■ **WORK ORDER**: Look through the listing below for the string "Reports". Show each line where it occurs.

INPUT below:

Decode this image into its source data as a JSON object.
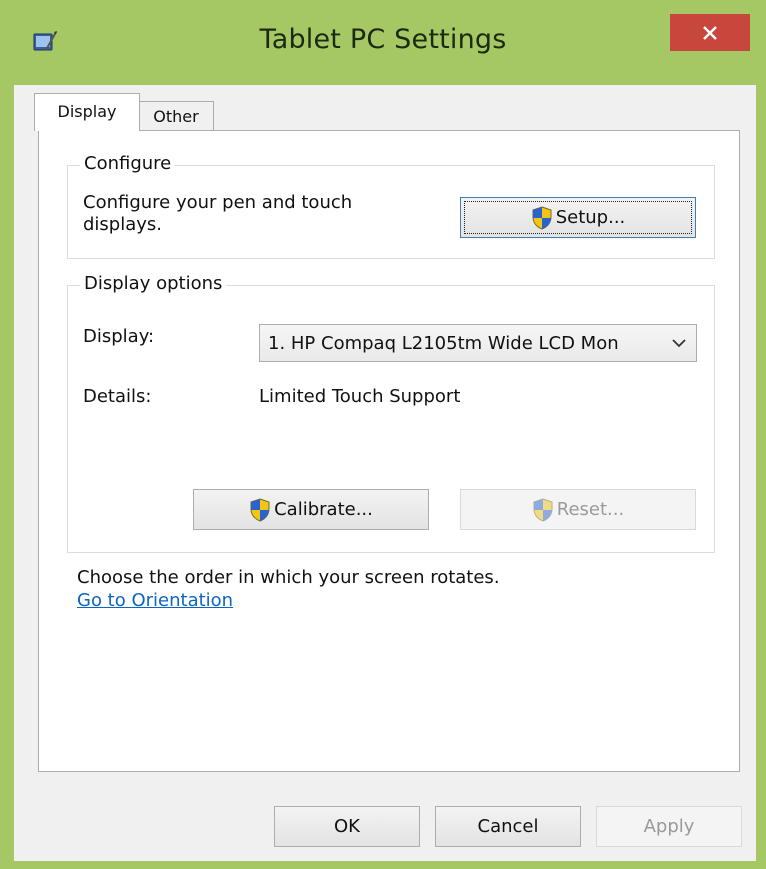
{
  "window": {
    "title": "Tablet PC Settings",
    "close_label": "×"
  },
  "tabs": [
    {
      "label": "Display",
      "active": true
    },
    {
      "label": "Other",
      "active": false
    }
  ],
  "configure": {
    "group_title": "Configure",
    "description_line1": "Configure your pen and touch",
    "description_line2": "displays.",
    "setup_button": "Setup..."
  },
  "display_options": {
    "group_title": "Display options",
    "display_label": "Display:",
    "display_value": "1. HP Compaq L2105tm Wide LCD Mon",
    "details_label": "Details:",
    "details_value": "Limited Touch Support",
    "calibrate_button": "Calibrate...",
    "reset_button": "Reset..."
  },
  "orientation": {
    "text": "Choose the order in which your screen rotates.",
    "link": "Go to Orientation"
  },
  "footer": {
    "ok": "OK",
    "cancel": "Cancel",
    "apply": "Apply"
  },
  "colors": {
    "titlebar": "#a5c864",
    "close": "#c9463d",
    "link": "#0b66c2"
  }
}
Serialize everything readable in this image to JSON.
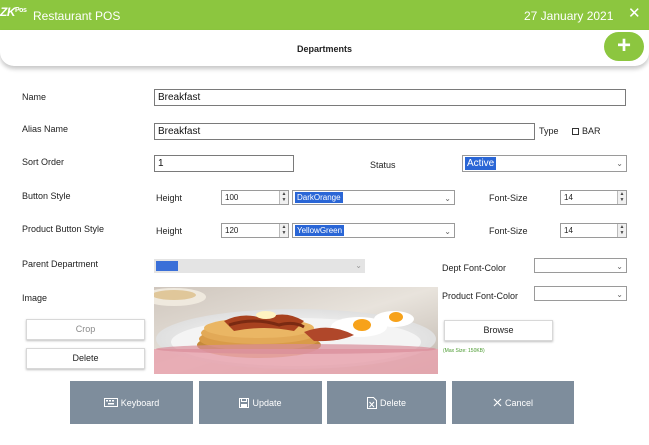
{
  "titlebar": {
    "logo_main": "ZK",
    "logo_sub": "Pos",
    "title": "Restaurant POS",
    "date": "27 January 2021",
    "close_icon": "close-icon",
    "background_color": "#8cc63f"
  },
  "header": {
    "title": "Departments",
    "add_label": "+"
  },
  "form": {
    "name_label": "Name",
    "name_value": "Breakfast",
    "alias_label": "Alias Name",
    "alias_value": "Breakfast",
    "type_label": "Type",
    "bar_label": "BAR",
    "bar_checked": false,
    "sort_label": "Sort Order",
    "sort_value": "1",
    "status_label": "Status",
    "status_value": "Active",
    "button_style_label": "Button Style",
    "height_label": "Height",
    "button_height": "100",
    "button_color": "DarkOrange",
    "font_size_label": "Font-Size",
    "button_font_size": "14",
    "product_button_style_label": "Product Button Style",
    "product_height": "120",
    "product_color": "YellowGreen",
    "product_font_size": "14",
    "parent_label": "Parent Department",
    "dept_font_color_label": "Dept Font-Color",
    "dept_font_color_value": "",
    "product_font_color_label": "Product Font-Color",
    "product_font_color_value": "",
    "image_label": "Image",
    "crop_label": "Crop",
    "delete_image_label": "Delete",
    "browse_label": "Browse",
    "max_size_hint": "(Max Size: 150KB)"
  },
  "actions": {
    "keyboard_label": "Keyboard",
    "update_label": "Update",
    "delete_label": "Delete",
    "cancel_label": "Cancel",
    "button_color": "#7e8d9c"
  }
}
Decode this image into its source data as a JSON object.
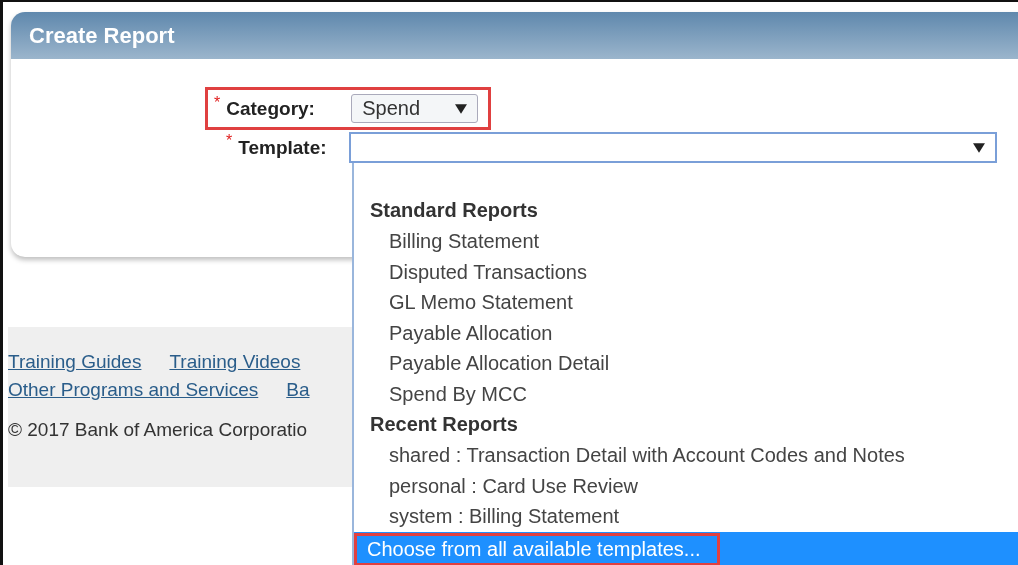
{
  "panel": {
    "title": "Create Report"
  },
  "form": {
    "category": {
      "required_mark": "*",
      "label": "Category:",
      "value": "Spend",
      "annotated": true
    },
    "template": {
      "required_mark": "*",
      "label": "Template:",
      "open": true
    }
  },
  "dropdown": {
    "groups": [
      {
        "heading": "Standard Reports",
        "items": [
          {
            "label": "Billing Statement",
            "selected": false
          },
          {
            "label": "Disputed Transactions",
            "selected": false
          },
          {
            "label": "GL Memo Statement",
            "selected": false
          },
          {
            "label": "Payable Allocation",
            "selected": false
          },
          {
            "label": "Payable Allocation Detail",
            "selected": false
          },
          {
            "label": "Spend By MCC",
            "selected": false
          }
        ]
      },
      {
        "heading": "Recent Reports",
        "items": [
          {
            "label": "shared : Transaction Detail with Account Codes and Notes",
            "selected": false
          },
          {
            "label": "personal : Card Use Review",
            "selected": false
          },
          {
            "label": "system : Billing Statement",
            "selected": false
          }
        ]
      }
    ],
    "footer_option": {
      "label": "Choose from all available templates...",
      "selected": true,
      "annotated": true
    }
  },
  "footer": {
    "link_rows": [
      [
        "Training Guides",
        "Training Videos"
      ],
      [
        "Other Programs and Services",
        "Ba"
      ]
    ],
    "copyright": "© 2017 Bank of America Corporatio"
  }
}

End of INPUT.

■ **OUTPUT BELOW**:
        "heading": "Standard Reports",
        "heading": "Recent Reports",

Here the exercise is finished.